Blog: As you say, Guillermo.

Guillermo: Well, it's already pretty late. I have to do some interviews tomorrow for my journalism class and the people I'm interviewing are usually up during the day. Maybe tomorrow. I know Alecia wants some Team X-Treme stories, but I need to track down and then upload some pictures first. Is that cool, Blog?

Blog: If events happen as you describe, yes, it will be, Guillermo.

Guillermo: Groovy. Well then. Is there, um, anything else you want to talk about?

Blog: There is nothing else I want to talk about, Guillermo.

Guillermo: Why do I get the feeling I used the wrong choice of words?

Tuesday, February 17, 2004

David D. smacks up templates and makes 'em beg for more. Thanks, man.
Home again, home again, jiggety jig.

Now I just have to deal with the usual post-adventure depression.

Sunday, February 15, 2004

I guess I forgot to keep in mind some of the web log ettiquette.

In my de-linking frenzy, I may have offended some people.

I guess I should re-state my linking policy: "My links are tailored to suit what I like and what I need."

What I like are my LiveJournalers.

What I need is to respect that a live-journal is geared towards privacy, with options to help prevent internet spiders from searching them, comment-blocking, and pre-approved viewing access.

Blogger is geared more towards being a pirate. Sailing the seas of the internet, tattooed, gold-toothed, eye-patched, and with a shining cutlass always drawn to meet all comers. "Avast, ye Google-spiders! Dare ye crawl aboard my vessel? Dare ye infest my dear ship? Meet then, my hook, so that it may give your little robot innards a taste of the glorious sea-air! And to all ye anonymous commentors, you are welcome to prance on the decks, but expect not to share in our ascorbics should scurvy overcome ye!"

Yes, well, I mean that blogs are a bit more vulnerable to the internet-savvy. The risk of being caught by the British Navy (i.e., the Man) is greater, and nary a day goes by that I do not clutch my throat in fear as the haunting image of a noose floats before me.

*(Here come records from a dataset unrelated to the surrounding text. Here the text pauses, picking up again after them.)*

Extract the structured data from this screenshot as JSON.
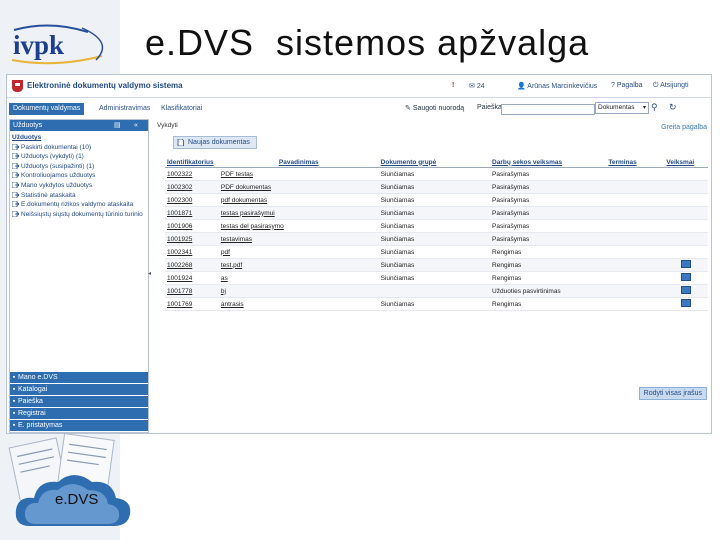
{
  "slide": {
    "title": "e.DVS  sistemos apžvalga",
    "logo_text": "ivpk",
    "cloud_label": "e.DVS"
  },
  "app": {
    "title": "Elektroninė dokumentų valdymo sistema",
    "header_items": [
      "24",
      "Arūnas Marcinkevičius",
      "Pagalba",
      "Atsijungti"
    ],
    "nav_tabs": [
      "Dokumentų valdymas",
      "Administravimas",
      "Klasifikatoriai"
    ],
    "nav_right": {
      "save": "Saugoti nuorodą",
      "search_label": "Paieška"
    },
    "search": {
      "value": ""
    },
    "select": {
      "value": "Dokumentas"
    }
  },
  "sidebar": {
    "header": "Užduotys",
    "items": [
      "Užduotys",
      "Paskirti dokumentai (10)",
      "Užduotys (vykdyti) (1)",
      "Užduotys (susipažinti) (1)",
      "Kontroliuojamos užduotys",
      "Mano vykdytos užduotys",
      "Statistinė ataskaita",
      "E.dokumentų rizikos valdymo ataskaita",
      "Neišsiųstų siųstų dokumentų tūrinio turinio"
    ],
    "sections": [
      "Mano e.DVS",
      "Katalogai",
      "Paieška",
      "Registrai",
      "E. pristatymas"
    ]
  },
  "main": {
    "tab_label": "Vykdyti",
    "help_link": "Greita pagalba",
    "new_doc_button": "Naujas dokumentas",
    "columns": [
      "Identifikatorius",
      "Pavadinimas",
      "Dokumento grupė",
      "Darbų sekos veiksmas",
      "Terminas",
      "Veiksmai"
    ],
    "rows": [
      {
        "id": "1002322",
        "name": "PDF testas",
        "group": "Siunčiamas",
        "step": "Pasirašymas",
        "due": "",
        "action": false
      },
      {
        "id": "1002302",
        "name": "PDF dokumentas",
        "group": "Siunčiamas",
        "step": "Pasirašymas",
        "due": "",
        "action": false
      },
      {
        "id": "1002300",
        "name": "pdf dokumentas",
        "group": "Siunčiamas",
        "step": "Pasirašymas",
        "due": "",
        "action": false
      },
      {
        "id": "1001871",
        "name": "testas pasirašymui",
        "group": "Siunčiamas",
        "step": "Pasirašymas",
        "due": "",
        "action": false
      },
      {
        "id": "1001906",
        "name": "testas del pasirasymo",
        "group": "Siunčiamas",
        "step": "Pasirašymas",
        "due": "",
        "action": false
      },
      {
        "id": "1001925",
        "name": "testavimas",
        "group": "Siunčiamas",
        "step": "Pasirašymas",
        "due": "",
        "action": false
      },
      {
        "id": "1002341",
        "name": "pdf",
        "group": "Siunčiamas",
        "step": "Rengimas",
        "due": "",
        "action": false
      },
      {
        "id": "1002268",
        "name": "test.pdf",
        "group": "Siunčiamas",
        "step": "Rengimas",
        "due": "",
        "action": true
      },
      {
        "id": "1001924",
        "name": "as",
        "group": "Siunčiamas",
        "step": "Rengimas",
        "due": "",
        "action": true
      },
      {
        "id": "1001778",
        "name": "bj",
        "group": "",
        "step": "Užduoties pasvirtinimas",
        "due": "",
        "action": true
      },
      {
        "id": "1001769",
        "name": "antrasis",
        "group": "Siunčiamas",
        "step": "Rengimas",
        "due": "",
        "action": true
      }
    ],
    "all_button": "Rodyti visas įrašus"
  },
  "colors": {
    "accent": "#2d6db0",
    "brand": "#1d3f8f",
    "header_link": "#234a86"
  }
}
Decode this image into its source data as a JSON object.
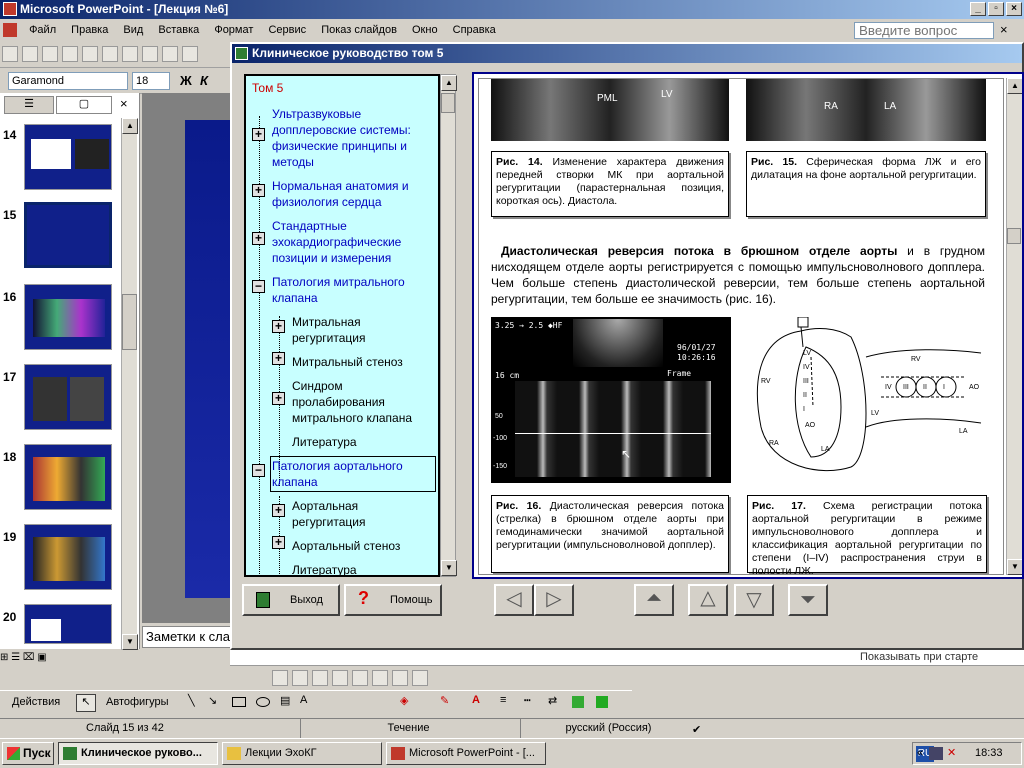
{
  "app": {
    "title": "Microsoft PowerPoint - [Лекция №6]",
    "menu": [
      "Файл",
      "Правка",
      "Вид",
      "Вставка",
      "Формат",
      "Сервис",
      "Показ слайдов",
      "Окно",
      "Справка"
    ],
    "ask_placeholder": "Введите вопрос",
    "font_name": "Garamond",
    "font_size": "18",
    "bold_label": "Ж",
    "italic_label": "К",
    "notes_text": "Заметки к сла",
    "hint_text": "Показывать при старте"
  },
  "slides": {
    "numbers": [
      "14",
      "15",
      "16",
      "17",
      "18",
      "19",
      "20"
    ],
    "selected": "15"
  },
  "guide": {
    "title": "Клиническое руководство том 5",
    "toc_root": "Том 5",
    "toc": [
      {
        "label": "Ультразвуковые допплеровские системы: физические принципы и методы",
        "level": 0,
        "expander": "+"
      },
      {
        "label": "Нормальная анатомия и физиология сердца",
        "level": 0,
        "expander": "+"
      },
      {
        "label": "Стандартные эхокардиографические позиции и измерения",
        "level": 0,
        "expander": "+"
      },
      {
        "label": "Патология митрального клапана",
        "level": 0,
        "expander": "−"
      },
      {
        "label": "Митральная регургитация",
        "level": 1,
        "expander": "+"
      },
      {
        "label": "Митральный стеноз",
        "level": 1,
        "expander": "+"
      },
      {
        "label": "Синдром пролабирования митрального клапана",
        "level": 1,
        "expander": "+"
      },
      {
        "label": "Литература",
        "level": 1,
        "expander": ""
      },
      {
        "label": "Патология аортального клапана",
        "level": 0,
        "expander": "−"
      },
      {
        "label": "Аортальная регургитация",
        "level": 1,
        "expander": "+"
      },
      {
        "label": "Аортальный стеноз",
        "level": 1,
        "expander": "+"
      },
      {
        "label": "Литература",
        "level": 1,
        "expander": ""
      }
    ],
    "img14_labels": [
      "PML",
      "LV"
    ],
    "img15_labels": [
      "RA",
      "LA"
    ],
    "fig14_num": "Рис. 14.",
    "fig14_text": "Изменение характера движения передней створки МК при аортальной регургитации (парастернальная позиция, короткая ось). Диастола.",
    "fig15_num": "Рис. 15.",
    "fig15_text": "Сферическая форма ЛЖ и его дилатация на фоне аортальной регургитации.",
    "para_bold": "Диастолическая реверсия потока в брюшном отделе аорты",
    "para_text": " и в грудном нисходящем отделе аорты регистрируется с помощью импульсноволнового допплера. Чем больше степень диастолической реверсии, тем больше степень аортальной регургитации, тем больше ее значимость (рис. 16).",
    "doppler_header": "3.25 → 2.5  ◆HF",
    "doppler_date": "96/01/27",
    "doppler_time": "10:26:16",
    "doppler_depth": "16 cm",
    "doppler_frame": "Frame",
    "doppler_ticks": [
      "50",
      "-100",
      "-150"
    ],
    "diag_labels": [
      "RV",
      "LV",
      "IV",
      "III",
      "II",
      "I",
      "AO",
      "RA",
      "LA"
    ],
    "diag2_labels": [
      "RV",
      "IV",
      "III",
      "II",
      "I",
      "AO",
      "LV",
      "LA"
    ],
    "fig16_num": "Рис. 16.",
    "fig16_text": "Диастолическая реверсия потока (стрелка) в брюшном отделе аорты при гемодинамически значимой аортальной регургитации (импульсноволновой допплер).",
    "fig17_num": "Рис. 17.",
    "fig17_text": "Схема регистрации потока аортальной регургитации в режиме импульсноволнового допплера и классификация аортальной регургитации по степени (I–IV) распространения струи в полости ЛЖ.",
    "exit_label": "Выход",
    "help_label": "Помощь"
  },
  "draw": {
    "actions_label": "Действия",
    "autoshapes_label": "Автофигуры"
  },
  "status": {
    "slide": "Слайд 15 из 42",
    "design": "Течение",
    "language": "русский (Россия)"
  },
  "taskbar": {
    "start": "Пуск",
    "tasks": [
      "Клиническое руково...",
      "Лекции ЭхоКГ",
      "Microsoft PowerPoint - [..."
    ],
    "lang": "RU",
    "time": "18:33"
  },
  "colors": {
    "toc_bg": "#c8ffff",
    "accent": "#0a246a",
    "link": "#0000c0"
  }
}
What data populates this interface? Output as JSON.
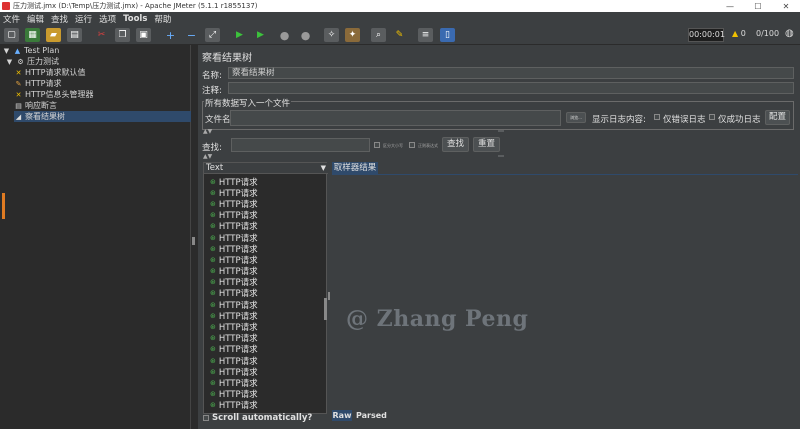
{
  "window": {
    "title": "压力测试.jmx (D:\\Temp\\压力测试.jmx) - Apache JMeter (5.1.1 r1855137)",
    "minimize": "—",
    "maximize": "☐",
    "close": "✕"
  },
  "menu": [
    "文件",
    "编辑",
    "查找",
    "运行",
    "选项",
    "Tools",
    "帮助"
  ],
  "toolbar": {
    "timer": "00:00:01",
    "warnings": "0",
    "threads": "0/100"
  },
  "tree": {
    "items": [
      {
        "label": "Test Plan",
        "icon": "test-plan-icon"
      },
      {
        "label": "压力测试",
        "icon": "thread-group-icon"
      },
      {
        "label": "HTTP请求默认值",
        "icon": "config-icon"
      },
      {
        "label": "HTTP请求",
        "icon": "sampler-icon"
      },
      {
        "label": "HTTP信息头管理器",
        "icon": "config-icon"
      },
      {
        "label": "响应断言",
        "icon": "assertion-icon"
      },
      {
        "label": "察看结果树",
        "icon": "listener-icon"
      }
    ]
  },
  "panel": {
    "title": "察看结果树",
    "name_label": "名称:",
    "name_value": "察看结果树",
    "comment_label": "注释:",
    "comment_value": "",
    "group_title": "所有数据写入一个文件",
    "filename_label": "文件名",
    "filename_value": "",
    "browse_label": "浏览...",
    "log_display_label": "显示日志内容:",
    "errors_only_label": "仅错误日志",
    "success_only_label": "仅成功日志",
    "configure_label": "配置",
    "search_label": "查找:",
    "search_value": "",
    "case_sensitive_label": "区分大小写",
    "regex_label": "正则表达式",
    "find_button": "查找",
    "reset_button": "重置"
  },
  "results": {
    "column_header": "Text",
    "items": [
      "HTTP请求",
      "HTTP请求",
      "HTTP请求",
      "HTTP请求",
      "HTTP请求",
      "HTTP请求",
      "HTTP请求",
      "HTTP请求",
      "HTTP请求",
      "HTTP请求",
      "HTTP请求",
      "HTTP请求",
      "HTTP请求",
      "HTTP请求",
      "HTTP请求",
      "HTTP请求",
      "HTTP请求",
      "HTTP请求",
      "HTTP请求",
      "HTTP请求",
      "HTTP请求"
    ],
    "scroll_auto_label": "Scroll automatically?",
    "sampler_tab": "取样器结果",
    "tab_raw": "Raw",
    "tab_parsed": "Parsed"
  },
  "watermark": "@ Zhang Peng",
  "colors": {
    "background": "#3c3f41",
    "selected": "#2f4a6b",
    "success": "#4caf50",
    "warning": "#f0c000"
  }
}
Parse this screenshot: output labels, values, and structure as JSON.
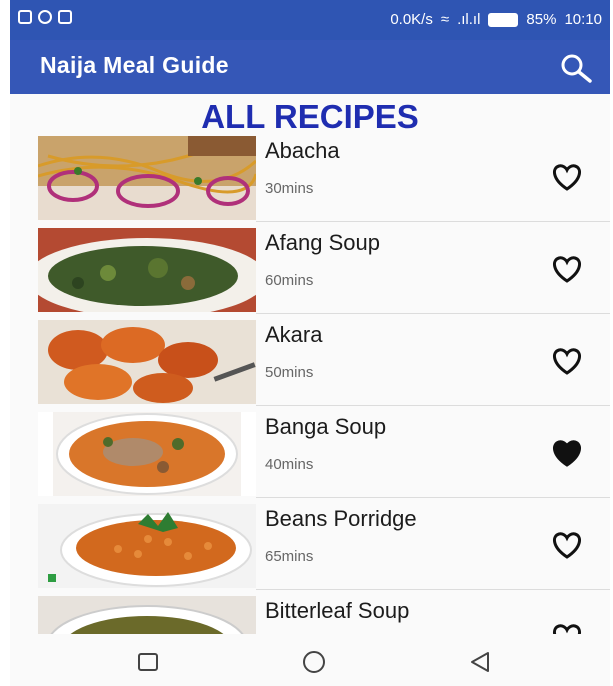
{
  "status_bar": {
    "network_speed": "0.0K/s",
    "battery": "85%",
    "time": "10:10"
  },
  "app_bar": {
    "title": "Naija Meal Guide",
    "search_icon": "search-icon"
  },
  "heading": "ALL RECIPES",
  "recipes": [
    {
      "name": "Abacha",
      "time": "30mins",
      "favorite": false
    },
    {
      "name": "Afang Soup",
      "time": "60mins",
      "favorite": false
    },
    {
      "name": "Akara",
      "time": "50mins",
      "favorite": false
    },
    {
      "name": "Banga Soup",
      "time": "40mins",
      "favorite": true
    },
    {
      "name": "Beans Porridge",
      "time": "65mins",
      "favorite": false
    },
    {
      "name": "Bitterleaf Soup",
      "time": "",
      "favorite": false
    }
  ],
  "nav": {
    "icons": [
      "recent-apps-icon",
      "home-icon",
      "back-icon"
    ]
  },
  "colors": {
    "primary": "#3557b7",
    "heading": "#1f2db0"
  }
}
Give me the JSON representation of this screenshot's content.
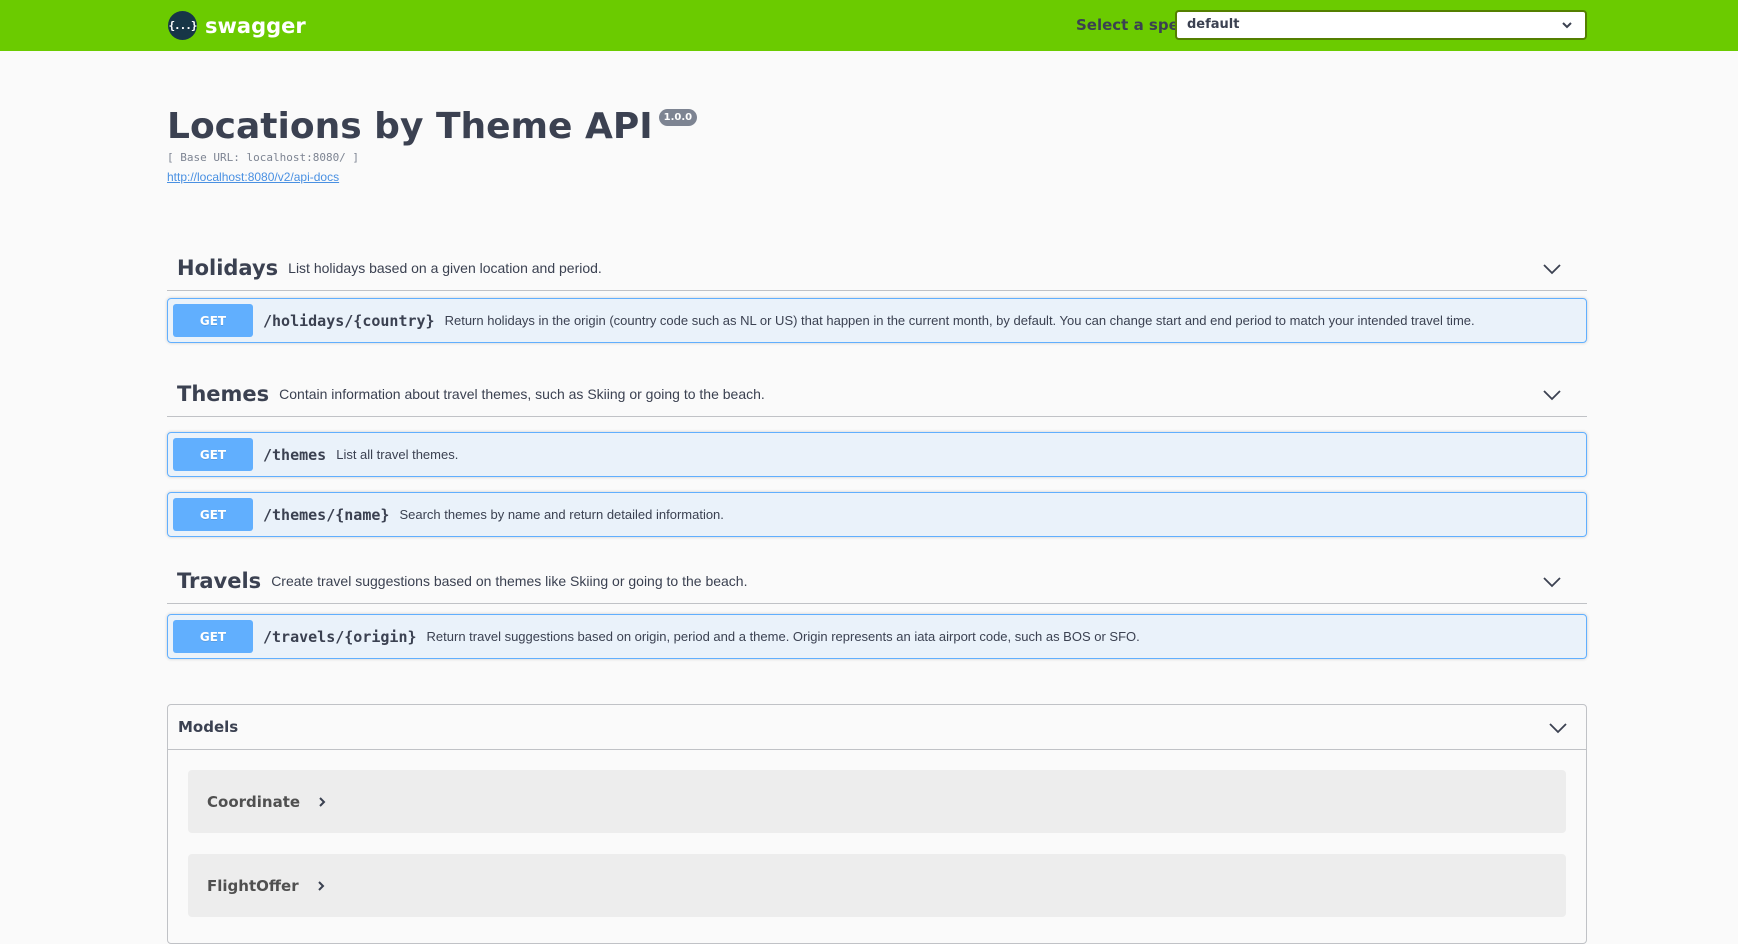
{
  "topbar": {
    "logo_icon": "{...}",
    "logo_text": "swagger",
    "spec_label": "Select a spec",
    "spec_value": "default"
  },
  "info": {
    "title": "Locations by Theme API",
    "version": "1.0.0",
    "base_url": "[ Base URL: localhost:8080/ ]",
    "docs_link": "http://localhost:8080/v2/api-docs"
  },
  "tags": [
    {
      "name": "Holidays",
      "description": "List holidays based on a given location and period.",
      "operations": [
        {
          "method": "GET",
          "path": "/holidays/{country}",
          "summary": "Return holidays in the origin (country code such as NL or US) that happen in the current month, by default. You can change start and end period to match your intended travel time."
        }
      ]
    },
    {
      "name": "Themes",
      "description": "Contain information about travel themes, such as Skiing or going to the beach.",
      "operations": [
        {
          "method": "GET",
          "path": "/themes",
          "summary": "List all travel themes."
        },
        {
          "method": "GET",
          "path": "/themes/{name}",
          "summary": "Search themes by name and return detailed information."
        }
      ]
    },
    {
      "name": "Travels",
      "description": "Create travel suggestions based on themes like Skiing or going to the beach.",
      "operations": [
        {
          "method": "GET",
          "path": "/travels/{origin}",
          "summary": "Return travel suggestions based on origin, period and a theme. Origin represents an iata airport code, such as BOS or SFO."
        }
      ]
    }
  ],
  "models": {
    "title": "Models",
    "items": [
      "Coordinate",
      "FlightOffer"
    ]
  },
  "colors": {
    "topbar": "#6bcb00",
    "get_method": "#61affe",
    "text": "#3b4151"
  }
}
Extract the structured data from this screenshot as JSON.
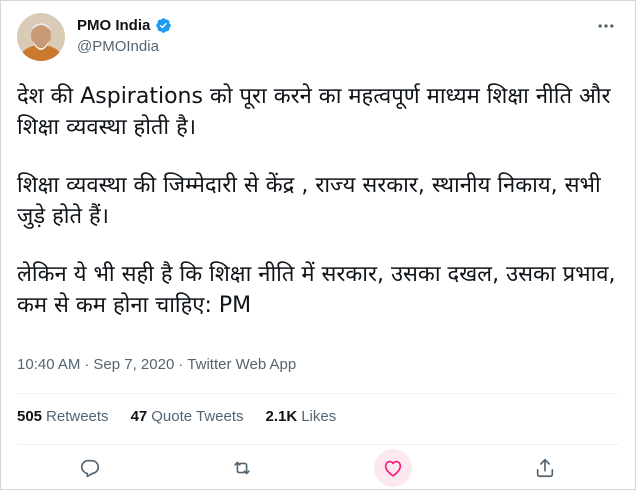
{
  "author": {
    "display_name": "PMO India",
    "handle": "@PMOIndia",
    "verified": true
  },
  "tweet": {
    "paragraphs": [
      "देश की Aspirations को पूरा करने का महत्वपूर्ण माध्यम शिक्षा नीति और शिक्षा व्यवस्था होती है।",
      "शिक्षा व्यवस्था की जिम्मेदारी से केंद्र , राज्य सरकार, स्थानीय निकाय, सभी जुड़े होते हैं।",
      "लेकिन ये भी सही है कि शिक्षा नीति में सरकार, उसका दखल, उसका प्रभाव, कम से कम होना चाहिए: PM"
    ],
    "time": "10:40 AM",
    "separator1": "·",
    "date": "Sep 7, 2020",
    "separator2": "·",
    "source": "Twitter Web App"
  },
  "stats": {
    "retweets_count": "505",
    "retweets_label": "Retweets",
    "quotes_count": "47",
    "quotes_label": "Quote Tweets",
    "likes_count": "2.1K",
    "likes_label": "Likes"
  },
  "colors": {
    "text": "#0f1419",
    "secondary": "#536471",
    "verified": "#1d9bf0",
    "like_accent": "#f91880",
    "border": "#cfd9de"
  },
  "icons": {
    "more": "more-horizontal-icon",
    "reply": "reply-icon",
    "retweet": "retweet-icon",
    "like": "heart-icon",
    "share": "share-icon",
    "verified": "verified-badge-icon"
  }
}
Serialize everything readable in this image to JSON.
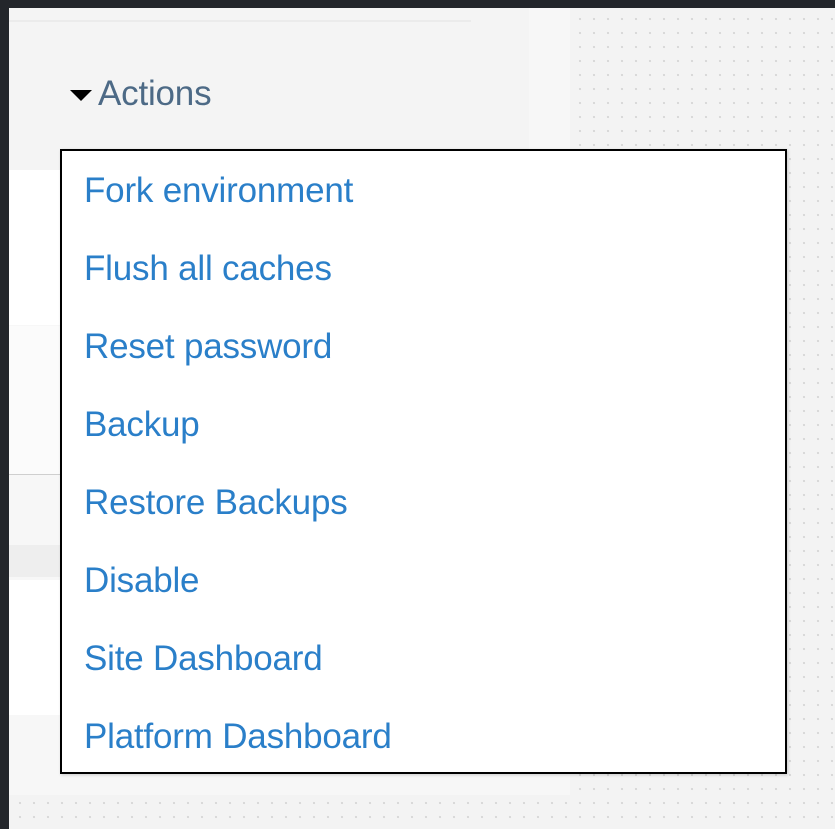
{
  "actions_menu": {
    "toggle_label": "Actions",
    "toggle_icon": "caret-down-icon",
    "link_color": "#2a7fc9",
    "toggle_color": "#4d6a86",
    "items": [
      {
        "label": "Fork environment"
      },
      {
        "label": "Flush all caches"
      },
      {
        "label": "Reset password"
      },
      {
        "label": "Backup"
      },
      {
        "label": "Restore Backups"
      },
      {
        "label": "Disable"
      },
      {
        "label": "Site Dashboard"
      },
      {
        "label": "Platform Dashboard"
      }
    ]
  }
}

Luis found my blog, by the way. He says he likes it. I found myself less bothered by it than I would have thought. I guess I'm just glad that he's reading. I also realized that I don't have a problem with my little brother knowing me as a complete person instead of just from what he sees of me at home. If he is tackling a particular challenge in life that he knows I also faced, even if the information turns out to be of no use to him, I would hope that he finds some assurance that yes, other people have to deal with that sort of thing too. Even big brothers. Especially big brothers.

The truth sets you free. Except for your mom. Don't tell her the truth; she doesn't want to know.

What was I talking about?

Oh, yeah.

Just because I de-linked the live-journals doesn't mean that I don't still like you, or don't still need you. I just don't need you here, on this little blog. I still have every one of you on my friend's page, and let me just say that a friend's page is so astoundingly convenient and easy to use, I wasn't even using the individual links I had on here anymore.

But other people were. Stow-aways, if you will. My trusty site-meter tells me how people find me, and I do notice when people are searching for specific names. It makes me wary. Everytime I see a name searched that was sent to here I frantically try to recall everything I ever said about the person and if whatever I did say would incriminate them in any way.

Stow-aways finding live-journals was making me fear for my friends' privacy, so I put a stop to it. I knew it might offend people. I just want to elaborate on my decision. Then if people are still offended, at least they will know exactly why the are offended.

Now if you'll excuse me, I am currently in Studio City, California. Brian Y. and I got a call from Erin M. (fellow bar-fly and Family Guy) late Friday night, so I ditched work Saturday morning and the two of us drove about 400 miles to come and visit her and Julie. Well, we have other people to visit, and the girls are awake so I am finally able to use the bathroom after several excruciating hours. Hence the rambling length of this particular post.

If someone tells you that you can't type away bladder pain, they're stinking liars.